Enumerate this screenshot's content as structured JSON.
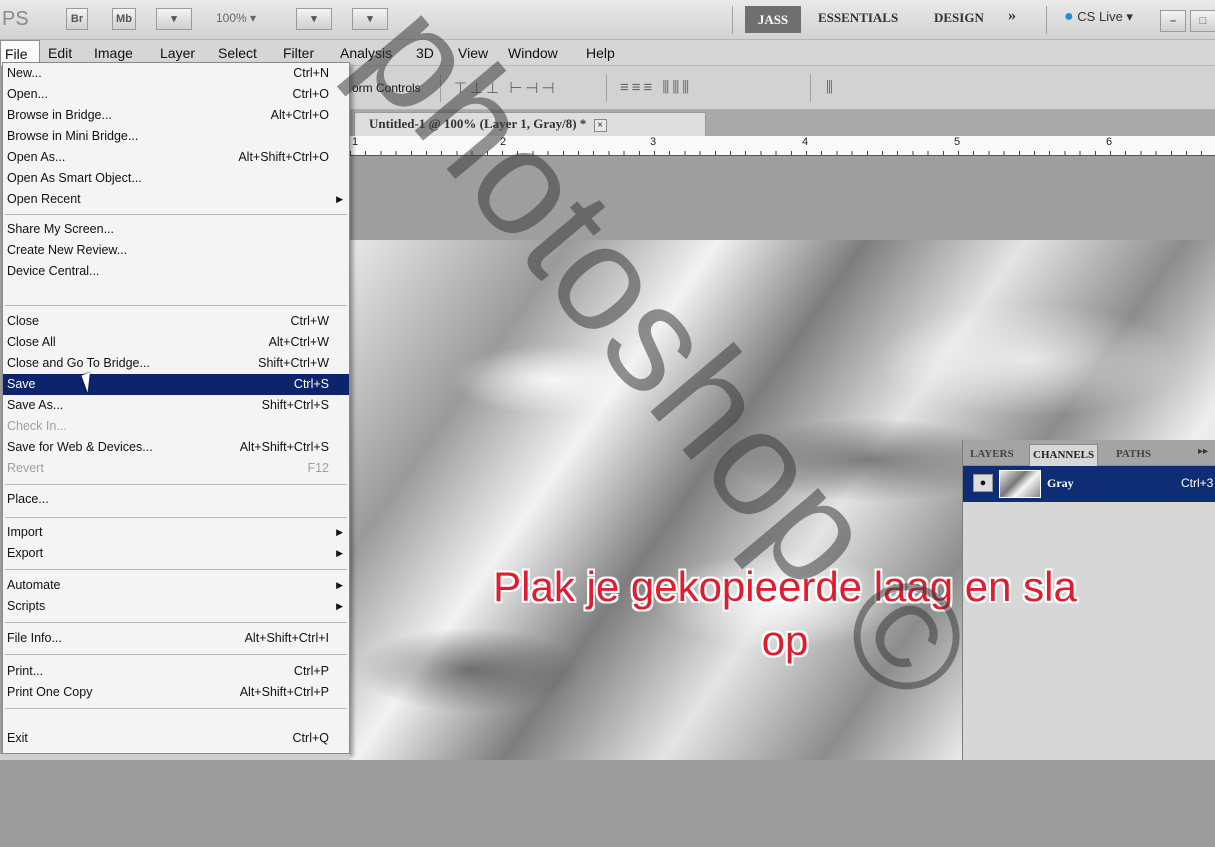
{
  "appbar": {
    "logo": "PS",
    "br_label": "Br",
    "mb_label": "Mb",
    "zoom": "100% ▾",
    "workspace_active": "JASS",
    "workspace_essentials": "ESSENTIALS",
    "workspace_design": "DESIGN",
    "more": "»",
    "cslive": "CS Live ▾"
  },
  "menubar": {
    "items": [
      "File",
      "Edit",
      "Image",
      "Layer",
      "Select",
      "Filter",
      "Analysis",
      "3D",
      "View",
      "Window",
      "Help"
    ]
  },
  "options": {
    "transform_controls": "orm Controls"
  },
  "document": {
    "tab_title": "Untitled-1 @ 100% (Layer 1, Gray/8) *",
    "close": "×"
  },
  "ruler": {
    "ticks": [
      "1",
      "2",
      "3",
      "4",
      "5",
      "6"
    ]
  },
  "file_menu": {
    "items": [
      {
        "label": "New...",
        "shortcut": "Ctrl+N"
      },
      {
        "label": "Open...",
        "shortcut": "Ctrl+O"
      },
      {
        "label": "Browse in Bridge...",
        "shortcut": "Alt+Ctrl+O"
      },
      {
        "label": "Browse in Mini Bridge...",
        "shortcut": ""
      },
      {
        "label": "Open As...",
        "shortcut": "Alt+Shift+Ctrl+O"
      },
      {
        "label": "Open As Smart Object...",
        "shortcut": ""
      },
      {
        "label": "Open Recent",
        "shortcut": ""
      },
      {
        "label": "Share My Screen...",
        "shortcut": ""
      },
      {
        "label": "Create New Review...",
        "shortcut": ""
      },
      {
        "label": "Device Central...",
        "shortcut": ""
      },
      {
        "label": "Close",
        "shortcut": "Ctrl+W"
      },
      {
        "label": "Close All",
        "shortcut": "Alt+Ctrl+W"
      },
      {
        "label": "Close and Go To Bridge...",
        "shortcut": "Shift+Ctrl+W"
      },
      {
        "label": "Save",
        "shortcut": "Ctrl+S"
      },
      {
        "label": "Save As...",
        "shortcut": "Shift+Ctrl+S"
      },
      {
        "label": "Check In...",
        "shortcut": ""
      },
      {
        "label": "Save for Web & Devices...",
        "shortcut": "Alt+Shift+Ctrl+S"
      },
      {
        "label": "Revert",
        "shortcut": "F12"
      },
      {
        "label": "Place...",
        "shortcut": ""
      },
      {
        "label": "Import",
        "shortcut": ""
      },
      {
        "label": "Export",
        "shortcut": ""
      },
      {
        "label": "Automate",
        "shortcut": ""
      },
      {
        "label": "Scripts",
        "shortcut": ""
      },
      {
        "label": "File Info...",
        "shortcut": "Alt+Shift+Ctrl+I"
      },
      {
        "label": "Print...",
        "shortcut": "Ctrl+P"
      },
      {
        "label": "Print One Copy",
        "shortcut": "Alt+Shift+Ctrl+P"
      },
      {
        "label": "Exit",
        "shortcut": "Ctrl+Q"
      }
    ]
  },
  "panel": {
    "tabs": [
      "LAYERS",
      "CHANNELS",
      "PATHS"
    ],
    "more": "▸▸",
    "channel_name": "Gray",
    "channel_shortcut": "Ctrl+3"
  },
  "caption": {
    "line1": "Plak je gekopieerde laag en sla",
    "line2": "op"
  },
  "watermark": "photoshop ©",
  "colors": {
    "menu_selected": "#0c246b",
    "caption_red": "#e21b2d",
    "channel_selected": "#0f2d75"
  }
}
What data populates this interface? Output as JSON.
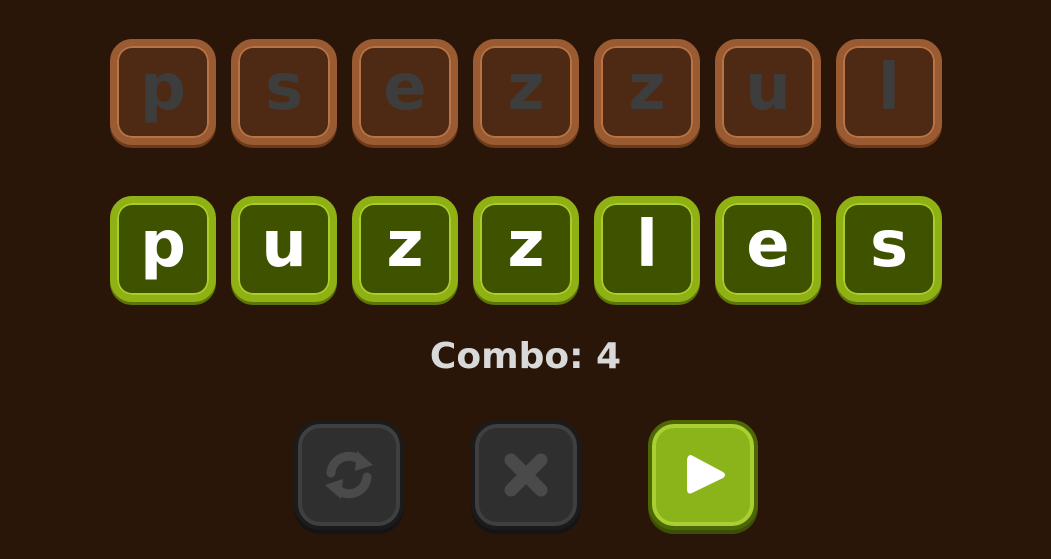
{
  "scrambled_tiles": [
    "p",
    "s",
    "e",
    "z",
    "z",
    "u",
    "l"
  ],
  "answer_tiles": [
    "p",
    "u",
    "z",
    "z",
    "l",
    "e",
    "s"
  ],
  "combo_text": "Combo: 4",
  "buttons": {
    "refresh": "refresh-icon",
    "clear": "close-icon",
    "play": "play-icon"
  },
  "colors": {
    "background": "#2a1608",
    "scrambled_tile": "#4e2a14",
    "answer_tile": "#3f5200",
    "accent_green": "#8bb31a"
  }
}
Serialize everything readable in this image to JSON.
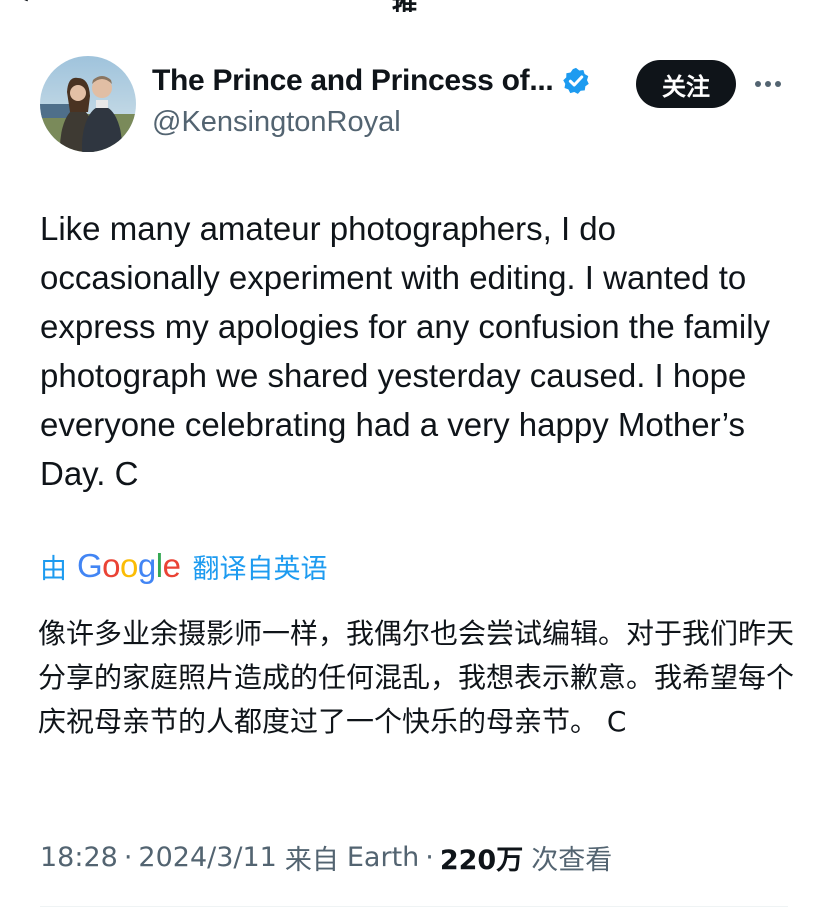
{
  "top_fragment": {
    "text": "推"
  },
  "author": {
    "display_name": "The Prince and Princess of...",
    "handle": "@KensingtonRoyal",
    "verified": true,
    "verified_color": "#1d9bf0"
  },
  "follow_button": {
    "label": "关注"
  },
  "more_icon": "more-horizontal-icon",
  "tweet": {
    "text": "Like many amateur photographers, I do occasionally experiment with editing. I wanted to express my apologies for any confusion the family photograph we shared yesterday caused. I hope everyone celebrating had a very happy Mother’s Day. C"
  },
  "translation": {
    "prefix": "由",
    "provider": "Google",
    "suffix": "翻译自英语",
    "text": "像许多业余摄影师一样，我偶尔也会尝试编辑。对于我们昨天分享的家庭照片造成的任何混乱，我想表示歉意。我希望每个庆祝母亲节的人都度过了一个快乐的母亲节。 C"
  },
  "meta": {
    "time": "18:28",
    "date": "2024/3/11",
    "source_prefix": "来自",
    "source": "Earth",
    "views_count": "220万",
    "views_label": "次查看"
  },
  "colors": {
    "text_primary": "#0f1419",
    "text_secondary": "#536471",
    "link_blue": "#1d9bf0",
    "follow_bg": "#0f1419"
  }
}
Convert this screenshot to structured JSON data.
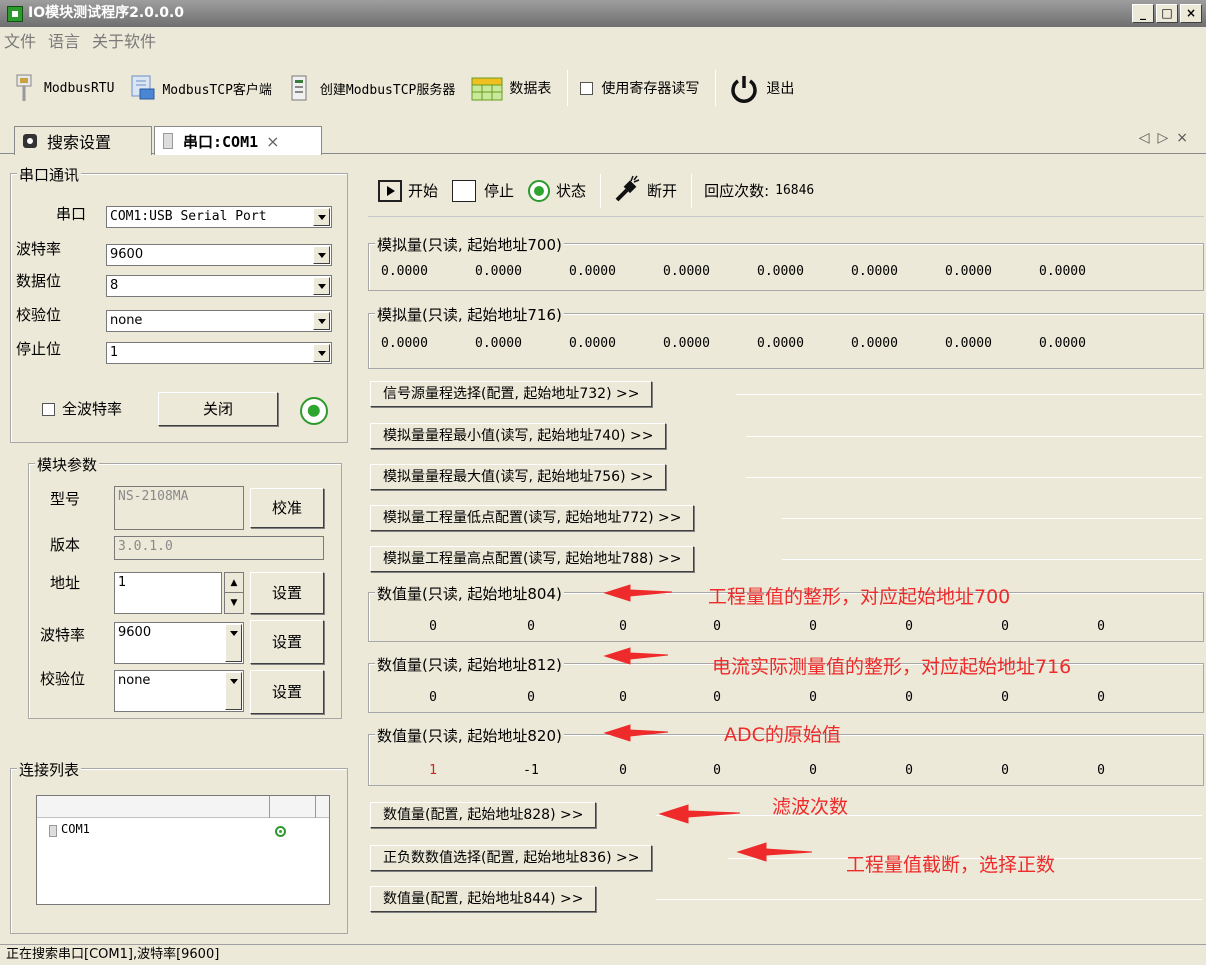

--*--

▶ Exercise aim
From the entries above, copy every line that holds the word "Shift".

▶ Your solution
        "shortcut": "Alt+Shift+Ctrl+O"
        "shortcut": "Shift+Ctrl+W"
        "shortcut": "Shift+Ctrl+S"
        "shortcut": "Alt+Shift+Ctrl+S"
        "shortcut": "Alt+Shift+Ctrl+I"
        "shortcut": "Alt+Shift+Ctrl+P"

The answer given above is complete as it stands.